- The mixed bag of certiﬁcation.
This is certiﬁcation that is not internationally recognised or is from smaller labs. Basically an individual who has the money to print a business card and get some accreditation can set up a grading lab.
There are no laws to prevent someone from grading diamonds and selling their services.
In the mixed bag of certiﬁcation, diamond graders may well be honest and adhere to the same standards as the GIA when they grade a stone. However, it is hard for the consumer to be sure of the standard, unless you are already an expert in diamonds.
In Australia, labs like AUSCERT / DCLA and BAUER are examples of options basically aligned with GIA standard. This is not to say that they cannot disagree on a particular grade of a stone, because after all, much about grading is an opinion. It is not a sworn statement of fact in many areas.
Diamond grading is part science and part subjective assessment. Some things can be measured, ( i.e weight ) whilst others need to be a judgment call, like colour and clarity. Not all diamonds fit well in to the designated categories.
- Diamonds that do not have certification of any kind.
You may be just given a verbal assurance from the seller. It does not mean the diamonds are not of a good standard, they are just what they are: some good some possibly not.
It is only that no one has sent them to a lab for independent verification.
It is difficult for the average person to know if the diamond is good or bad without certification of some sort. This is the reason certification exists… Third party verification of the correct sort is very important. Without it you are totally in the hands of the seller of the diamond, therefore you need to be in a position to trust what is being said.
There can be many reasons why a diamond has no certification. It could be the cost of the process, or the diamond is not suitably big enough. The most common reason is that diamond are in fact often sold in parcel lots, to people who know what it is they are dealing with, so certification in the jewellery trade is not as critical as it is to the end client. Of course it could also be that the certification on some diamonds is not going to be a positive - a bad report will not help the sale of the stone.
Many people seem to forget that no diamond is certified until someone sends it to the lab of choice. It is up to the dealer to decide.
Diamonds that are certified by the Gemological Institute of America are the most commonly traded diamond standard in the jewellery trade and therefore the one we deal with the most.
Some people think a GIA certified diamond is expensive, when compared to other certified diamonds from differing labs. However what they have failed to understand is that you cannot look at a cert from the GIA and match it with a cert from, say EGL and expect that just because both certs say F/SI1 that both diamonds are the same grade. The cost is different because the diamonds are, in actual fact, different grades.

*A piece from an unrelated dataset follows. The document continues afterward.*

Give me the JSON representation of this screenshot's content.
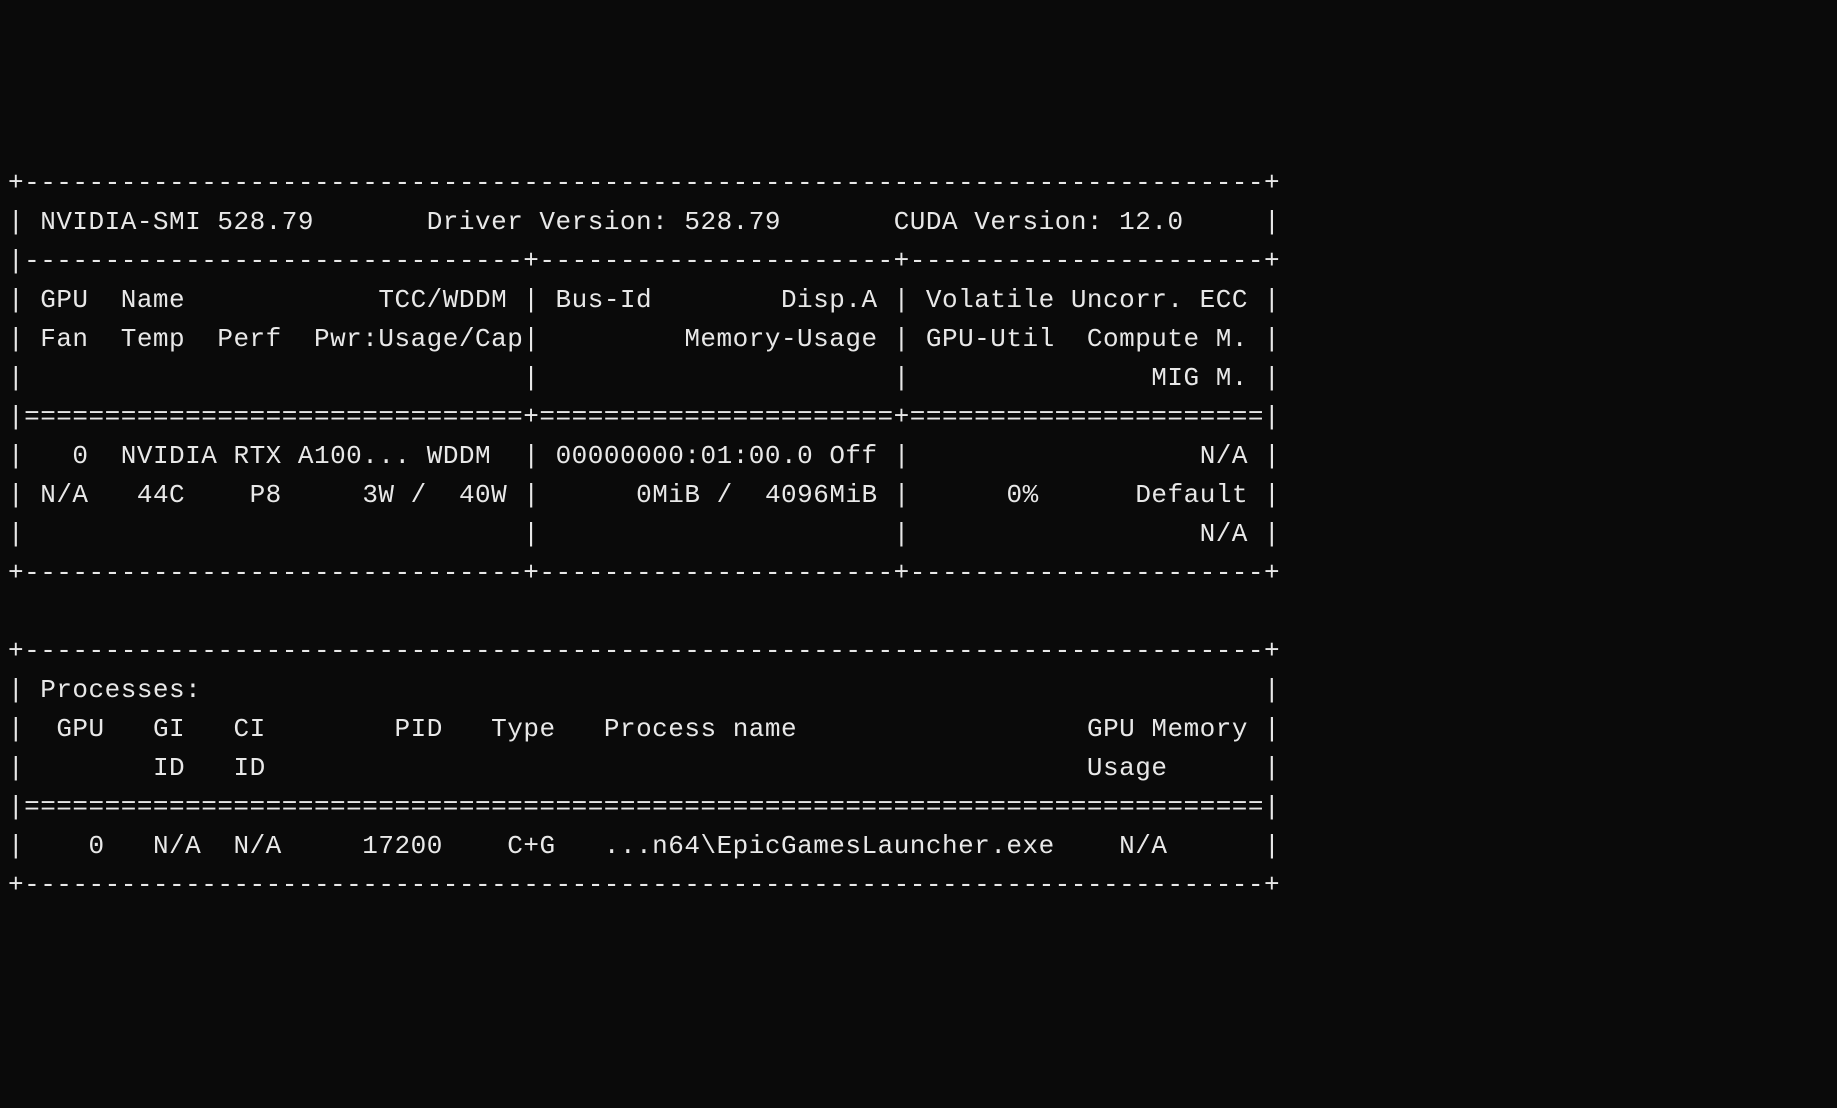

The difference in price reflects this.
The cost to the diamond dealer to have either certification carried out is roughly the same, around $150 depending on the type of grading report issued.
When trying to look at value, you must always ascertain, who and by what standard the information you are given is based.

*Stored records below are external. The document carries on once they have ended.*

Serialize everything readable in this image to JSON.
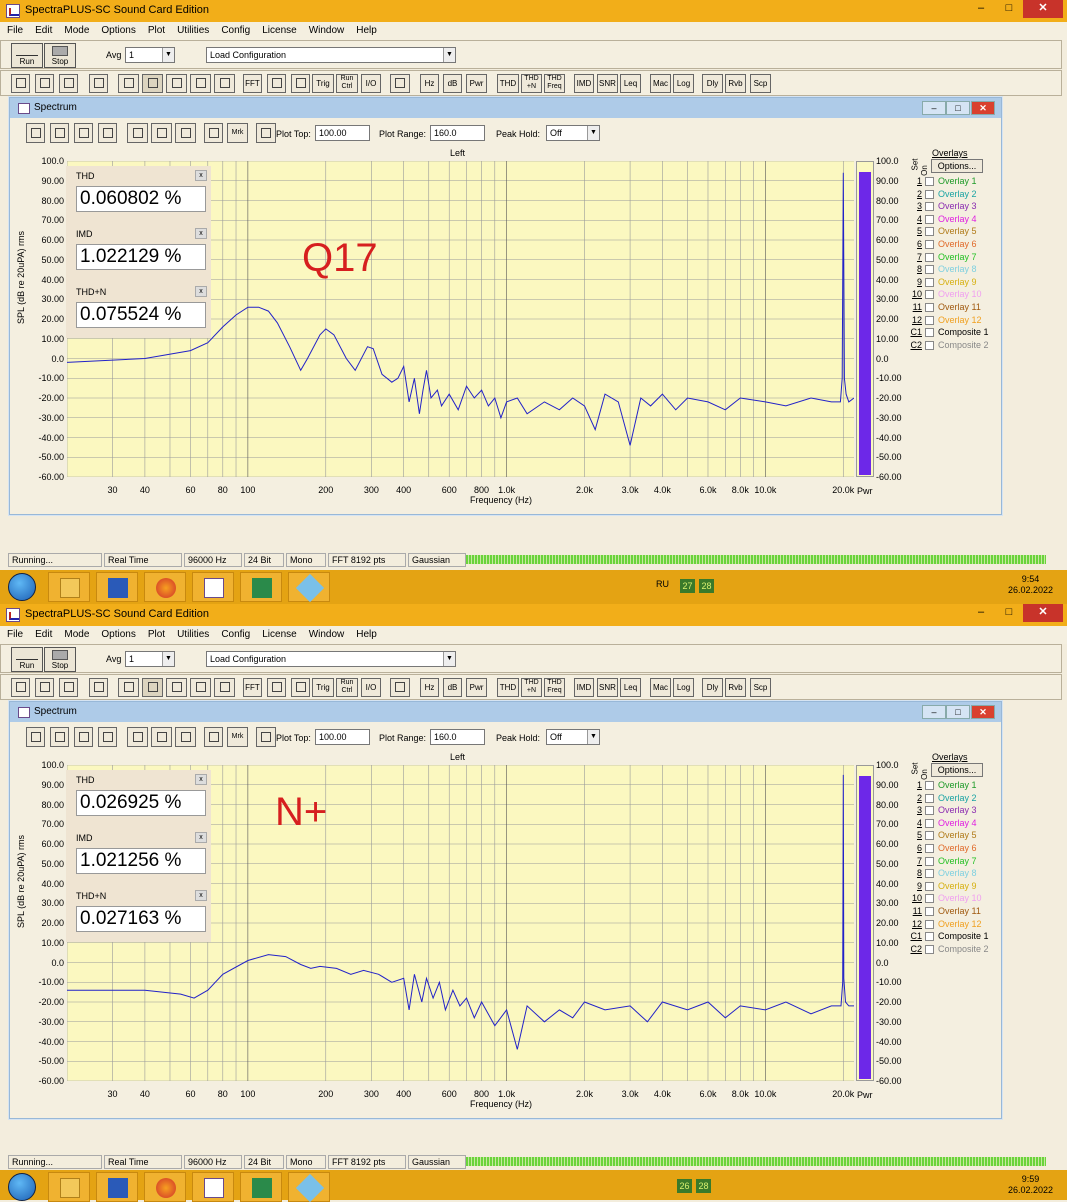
{
  "app_title": "SpectraPLUS-SC Sound Card Edition",
  "menu": [
    "File",
    "Edit",
    "Mode",
    "Options",
    "Plot",
    "Utilities",
    "Config",
    "License",
    "Window",
    "Help"
  ],
  "toolbar": {
    "run": "Run",
    "stop": "Stop",
    "avg_label": "Avg",
    "avg_value": "1",
    "config_value": "Load Configuration",
    "buttons": [
      "FFT",
      "Trig",
      "Run Ctrl",
      "I/O",
      "Hz",
      "dB",
      "Pwr",
      "THD",
      "THD +N",
      "THD Freq",
      "IMD",
      "SNR",
      "Leq",
      "Mac",
      "Log",
      "Dly",
      "Rvb",
      "Scp"
    ]
  },
  "spectrum": {
    "title": "Spectrum",
    "plot_top_label": "Plot Top:",
    "plot_top": "100.00",
    "plot_range_label": "Plot Range:",
    "plot_range": "160.0",
    "peak_hold_label": "Peak Hold:",
    "peak_hold": "Off",
    "mrk": "Mrk",
    "channel": "Left",
    "x_label": "Frequency (Hz)",
    "y_label": "SPL (dB re 20uPA) rms",
    "pwr": "Pwr",
    "y_ticks": [
      "100.0",
      "90.00",
      "80.00",
      "70.00",
      "60.00",
      "50.00",
      "40.00",
      "30.00",
      "20.00",
      "10.00",
      "0.0",
      "-10.00",
      "-20.00",
      "-30.00",
      "-40.00",
      "-50.00",
      "-60.00"
    ],
    "x_ticks": [
      "30",
      "40",
      "60",
      "80",
      "100",
      "200",
      "300",
      "400",
      "600",
      "800",
      "1.0k",
      "2.0k",
      "3.0k",
      "4.0k",
      "6.0k",
      "8.0k",
      "10.0k",
      "20.0k"
    ]
  },
  "overlays": {
    "header": "Overlays",
    "options": "Options...",
    "set": "Set",
    "on": "On",
    "items": [
      {
        "n": "1",
        "label": "Overlay 1",
        "color": "#1d9a28"
      },
      {
        "n": "2",
        "label": "Overlay 2",
        "color": "#1aa3a3"
      },
      {
        "n": "3",
        "label": "Overlay 3",
        "color": "#8a2bb0"
      },
      {
        "n": "4",
        "label": "Overlay 4",
        "color": "#e020e0"
      },
      {
        "n": "5",
        "label": "Overlay 5",
        "color": "#b07a18"
      },
      {
        "n": "6",
        "label": "Overlay 6",
        "color": "#e06a2a"
      },
      {
        "n": "7",
        "label": "Overlay 7",
        "color": "#24c024"
      },
      {
        "n": "8",
        "label": "Overlay 8",
        "color": "#7fd0e0"
      },
      {
        "n": "9",
        "label": "Overlay 9",
        "color": "#d6b010"
      },
      {
        "n": "10",
        "label": "Overlay 10",
        "color": "#f0a0f0"
      },
      {
        "n": "11",
        "label": "Overlay 11",
        "color": "#a05a10"
      },
      {
        "n": "12",
        "label": "Overlay 12",
        "color": "#f0a020"
      },
      {
        "n": "C1",
        "label": "Composite 1",
        "color": "#000000"
      },
      {
        "n": "C2",
        "label": "Composite 2",
        "color": "#888888"
      }
    ]
  },
  "status": {
    "state": "Running...",
    "mode": "Real Time",
    "rate": "96000 Hz",
    "bits": "24 Bit",
    "channels": "Mono",
    "fft": "FFT 8192 pts",
    "window": "Gaussian"
  },
  "taskbar": {
    "lang": "RU"
  },
  "windows": [
    {
      "label": "Q17",
      "thd_label": "THD",
      "thd": "0.060802 %",
      "imd_label": "IMD",
      "imd": "1.022129 %",
      "thdn_label": "THD+N",
      "thdn": "0.075524 %",
      "tray_num1": "27",
      "tray_num2": "28",
      "time": "9:54",
      "date": "26.02.2022"
    },
    {
      "label": "N+",
      "thd_label": "THD",
      "thd": "0.026925 %",
      "imd_label": "IMD",
      "imd": "1.021256 %",
      "thdn_label": "THD+N",
      "thdn": "0.027163 %",
      "tray_num1": "26",
      "tray_num2": "28",
      "time": "9:59",
      "date": "26.02.2022"
    }
  ],
  "spectra": [
    {
      "points": [
        [
          20,
          -2
        ],
        [
          40,
          0
        ],
        [
          60,
          4
        ],
        [
          70,
          8
        ],
        [
          80,
          16
        ],
        [
          90,
          22
        ],
        [
          100,
          26
        ],
        [
          110,
          26
        ],
        [
          120,
          24
        ],
        [
          130,
          18
        ],
        [
          145,
          6
        ],
        [
          160,
          -6
        ],
        [
          170,
          0
        ],
        [
          190,
          12
        ],
        [
          200,
          15
        ],
        [
          215,
          12
        ],
        [
          240,
          0
        ],
        [
          260,
          -6
        ],
        [
          290,
          6
        ],
        [
          305,
          5
        ],
        [
          330,
          -8
        ],
        [
          360,
          -12
        ],
        [
          380,
          -10
        ],
        [
          400,
          -4
        ],
        [
          420,
          -22
        ],
        [
          440,
          -10
        ],
        [
          460,
          -28
        ],
        [
          475,
          -16
        ],
        [
          490,
          -6
        ],
        [
          510,
          -20
        ],
        [
          540,
          -16
        ],
        [
          560,
          -24
        ],
        [
          600,
          -18
        ],
        [
          650,
          -26
        ],
        [
          700,
          -14
        ],
        [
          750,
          -20
        ],
        [
          800,
          -16
        ],
        [
          850,
          -24
        ],
        [
          900,
          -20
        ],
        [
          950,
          -30
        ],
        [
          1000,
          -22
        ],
        [
          1100,
          -20
        ],
        [
          1200,
          -28
        ],
        [
          1400,
          -22
        ],
        [
          1600,
          -26
        ],
        [
          1800,
          -20
        ],
        [
          2000,
          -24
        ],
        [
          2200,
          -36
        ],
        [
          2400,
          -18
        ],
        [
          2700,
          -22
        ],
        [
          3000,
          -44
        ],
        [
          3300,
          -20
        ],
        [
          3600,
          -24
        ],
        [
          4000,
          -18
        ],
        [
          4500,
          -26
        ],
        [
          5000,
          -20
        ],
        [
          6000,
          -22
        ],
        [
          7000,
          -26
        ],
        [
          8000,
          -20
        ],
        [
          10000,
          -22
        ],
        [
          12000,
          -24
        ],
        [
          15000,
          -20
        ],
        [
          18000,
          -22
        ],
        [
          19500,
          -22
        ],
        [
          19800,
          -10
        ],
        [
          20000,
          94
        ],
        [
          20200,
          -10
        ],
        [
          20500,
          -18
        ],
        [
          21000,
          -22
        ],
        [
          22000,
          -20
        ]
      ]
    },
    {
      "points": [
        [
          20,
          -14
        ],
        [
          40,
          -14
        ],
        [
          55,
          -16
        ],
        [
          62,
          -18
        ],
        [
          70,
          -14
        ],
        [
          80,
          -6
        ],
        [
          100,
          1
        ],
        [
          120,
          4
        ],
        [
          140,
          3
        ],
        [
          160,
          -1
        ],
        [
          175,
          -3
        ],
        [
          190,
          -2
        ],
        [
          220,
          -3
        ],
        [
          250,
          -6
        ],
        [
          280,
          -4
        ],
        [
          320,
          -6
        ],
        [
          360,
          -10
        ],
        [
          400,
          -8
        ],
        [
          420,
          -24
        ],
        [
          440,
          -6
        ],
        [
          470,
          -20
        ],
        [
          490,
          -8
        ],
        [
          520,
          -18
        ],
        [
          550,
          -10
        ],
        [
          580,
          -24
        ],
        [
          620,
          -14
        ],
        [
          660,
          -22
        ],
        [
          700,
          -18
        ],
        [
          750,
          -28
        ],
        [
          800,
          -20
        ],
        [
          900,
          -32
        ],
        [
          1000,
          -24
        ],
        [
          1100,
          -44
        ],
        [
          1200,
          -22
        ],
        [
          1400,
          -30
        ],
        [
          1600,
          -24
        ],
        [
          1800,
          -28
        ],
        [
          2000,
          -20
        ],
        [
          2400,
          -24
        ],
        [
          3000,
          -22
        ],
        [
          3500,
          -30
        ],
        [
          4000,
          -20
        ],
        [
          5000,
          -24
        ],
        [
          6000,
          -20
        ],
        [
          7000,
          -28
        ],
        [
          8000,
          -22
        ],
        [
          10000,
          -24
        ],
        [
          12000,
          -20
        ],
        [
          15000,
          -26
        ],
        [
          18000,
          -22
        ],
        [
          19600,
          -22
        ],
        [
          19900,
          -10
        ],
        [
          20000,
          95
        ],
        [
          20100,
          -8
        ],
        [
          20400,
          -20
        ],
        [
          21000,
          -22
        ],
        [
          22000,
          -22
        ]
      ]
    }
  ]
}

One thing is for sure, sound advice is needed if you are to avoid a costly mistake.
Some people think they are diamond experts after surfing the web for a few hours… it is really just not that simple !

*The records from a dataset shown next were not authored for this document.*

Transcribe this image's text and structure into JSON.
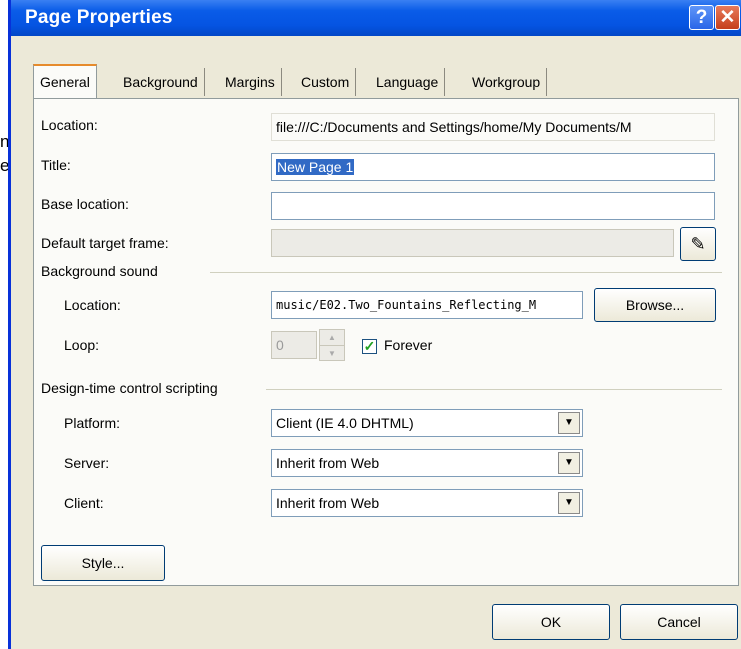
{
  "background": {
    "text": "n\ne"
  },
  "window": {
    "title": "Page Properties",
    "help_glyph": "?",
    "close_glyph": "✕"
  },
  "tabs": [
    "General",
    "Background",
    "Margins",
    "Custom",
    "Language",
    "Workgroup"
  ],
  "general": {
    "location_label": "Location:",
    "location_value": "file:///C:/Documents and Settings/home/My Documents/M",
    "title_label": "Title:",
    "title_value": "New Page 1",
    "base_location_label": "Base location:",
    "base_location_value": "",
    "default_target_label": "Default target frame:",
    "default_target_value": "",
    "pencil_glyph": "✎"
  },
  "background_sound": {
    "heading": "Background sound",
    "location_label": "Location:",
    "location_value": "music/E02.Two_Fountains_Reflecting_M",
    "browse_label": "Browse...",
    "loop_label": "Loop:",
    "loop_value": "0",
    "forever_label": "Forever",
    "forever_checked": true
  },
  "design_time": {
    "heading": "Design-time control scripting",
    "platform_label": "Platform:",
    "platform_value": "Client (IE 4.0 DHTML)",
    "server_label": "Server:",
    "server_value": "Inherit from Web",
    "client_label": "Client:",
    "client_value": "Inherit from Web"
  },
  "buttons": {
    "style": "Style...",
    "ok": "OK",
    "cancel": "Cancel"
  }
}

Getting a good diamond.
Many people ask me to “ﬁnd them a good diamond” which is, of course my job, but what is a good diamond? It depends on so many things.
One person’s diamond option will not suit the next. In the end its about working out which parts of the standards are the most important to you, then arriving at a nice balance in size and quality and putting it in a design you can afford.
This last point is the only thing that remains constant with diamond rings…. it has to be within budget.
It is very important to have a good understanding of the issues, and seek professional advice
In the end, it all comes back to the $$ that you have decided to spend. If you have a budget / diamond size in mind, that will help narrow down the best options.
Ian Murray / ellissi.